Saved entries
★ ★ ★ ★
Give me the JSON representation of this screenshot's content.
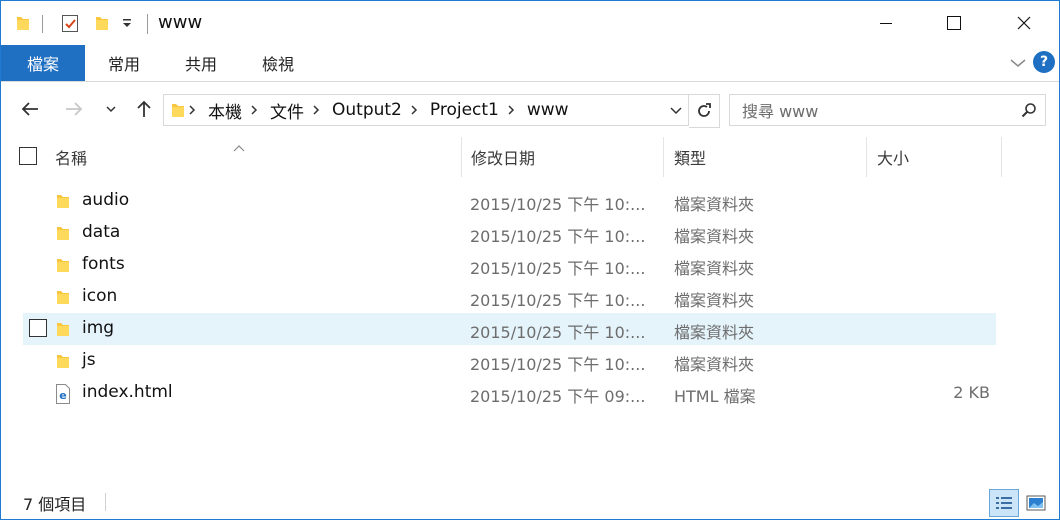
{
  "window": {
    "title": "www"
  },
  "ribbon": {
    "tabs": [
      {
        "label": "檔案"
      },
      {
        "label": "常用"
      },
      {
        "label": "共用"
      },
      {
        "label": "檢視"
      }
    ],
    "help_label": "?"
  },
  "address": {
    "crumbs": [
      "本機",
      "文件",
      "Output2",
      "Project1",
      "www"
    ]
  },
  "search": {
    "placeholder": "搜尋 www"
  },
  "columns": {
    "name": "名稱",
    "date": "修改日期",
    "type": "類型",
    "size": "大小"
  },
  "files": [
    {
      "name": "audio",
      "date": "2015/10/25 下午 10:...",
      "type": "檔案資料夾",
      "size": "",
      "icon": "folder-icon"
    },
    {
      "name": "data",
      "date": "2015/10/25 下午 10:...",
      "type": "檔案資料夾",
      "size": "",
      "icon": "folder-icon"
    },
    {
      "name": "fonts",
      "date": "2015/10/25 下午 10:...",
      "type": "檔案資料夾",
      "size": "",
      "icon": "folder-icon"
    },
    {
      "name": "icon",
      "date": "2015/10/25 下午 10:...",
      "type": "檔案資料夾",
      "size": "",
      "icon": "folder-icon"
    },
    {
      "name": "img",
      "date": "2015/10/25 下午 10:...",
      "type": "檔案資料夾",
      "size": "",
      "icon": "folder-icon",
      "hover": true
    },
    {
      "name": "js",
      "date": "2015/10/25 下午 10:...",
      "type": "檔案資料夾",
      "size": "",
      "icon": "folder-icon"
    },
    {
      "name": "index.html",
      "date": "2015/10/25 下午 09:...",
      "type": "HTML 檔案",
      "size": "2 KB",
      "icon": "edge-html-file-icon"
    }
  ],
  "status": {
    "item_count": "7 個項目"
  },
  "colors": {
    "accent": "#1f6fc2",
    "hover_row": "#e5f3fb",
    "folder": "#f8c63f"
  }
}
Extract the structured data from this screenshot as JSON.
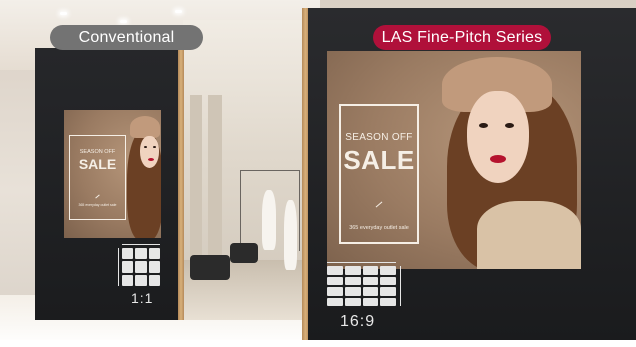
{
  "labels": {
    "conventional": "Conventional",
    "las": "LAS Fine-Pitch Series"
  },
  "screen_left": {
    "season": "SEASON OFF",
    "sale": "SALE",
    "sub": "365 everyday outlet sale",
    "ratio": "1:1"
  },
  "screen_right": {
    "season": "SEASON OFF",
    "sale": "SALE",
    "sub": "365 everyday outlet sale",
    "ratio": "16:9"
  },
  "colors": {
    "las_accent": "#b0103a",
    "conventional_pill": "#737373",
    "wall": "#222326"
  }
}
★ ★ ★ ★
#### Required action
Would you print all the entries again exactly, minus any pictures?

#### Exercise result
Give me the JSON representation of this screenshot's content.
{
  "window": {
    "title": "www"
  },
  "ribbon": {
    "tabs": [
      {
        "label": "檔案"
      },
      {
        "label": "常用"
      },
      {
        "label": "共用"
      },
      {
        "label": "檢視"
      }
    ],
    "help_label": "?"
  },
  "address": {
    "crumbs": [
      "本機",
      "文件",
      "Output2",
      "Project1",
      "www"
    ]
  },
  "search": {
    "placeholder": "搜尋 www"
  },
  "columns": {
    "name": "名稱",
    "date": "修改日期",
    "type": "類型",
    "size": "大小"
  },
  "files": [
    {
      "name": "audio",
      "date": "2015/10/25 下午 10:...",
      "type": "檔案資料夾",
      "size": "",
      "icon": "folder-icon"
    },
    {
      "name": "data",
      "date": "2015/10/25 下午 10:...",
      "type": "檔案資料夾",
      "size": "",
      "icon": "folder-icon"
    },
    {
      "name": "fonts",
      "date": "2015/10/25 下午 10:...",
      "type": "檔案資料夾",
      "size": "",
      "icon": "folder-icon"
    },
    {
      "name": "icon",
      "date": "2015/10/25 下午 10:...",
      "type": "檔案資料夾",
      "size": "",
      "icon": "folder-icon"
    },
    {
      "name": "img",
      "date": "2015/10/25 下午 10:...",
      "type": "檔案資料夾",
      "size": "",
      "icon": "folder-icon",
      "hover": true
    },
    {
      "name": "js",
      "date": "2015/10/25 下午 10:...",
      "type": "檔案資料夾",
      "size": "",
      "icon": "folder-icon"
    },
    {
      "name": "index.html",
      "date": "2015/10/25 下午 09:...",
      "type": "HTML 檔案",
      "size": "2 KB",
      "icon": "edge-html-file-icon"
    }
  ],
  "status": {
    "item_count": "7 個項目"
  },
  "colors": {
    "accent": "#1f6fc2",
    "hover_row": "#e5f3fb",
    "folder": "#f8c63f"
  }
}
Extract the structured data from this screenshot as JSON.
{
  "labels": {
    "conventional": "Conventional",
    "las": "LAS Fine-Pitch Series"
  },
  "screen_left": {
    "season": "SEASON OFF",
    "sale": "SALE",
    "sub": "365 everyday outlet sale",
    "ratio": "1:1"
  },
  "screen_right": {
    "season": "SEASON OFF",
    "sale": "SALE",
    "sub": "365 everyday outlet sale",
    "ratio": "16:9"
  },
  "colors": {
    "las_accent": "#b0103a",
    "conventional_pill": "#737373",
    "wall": "#222326"
  }
}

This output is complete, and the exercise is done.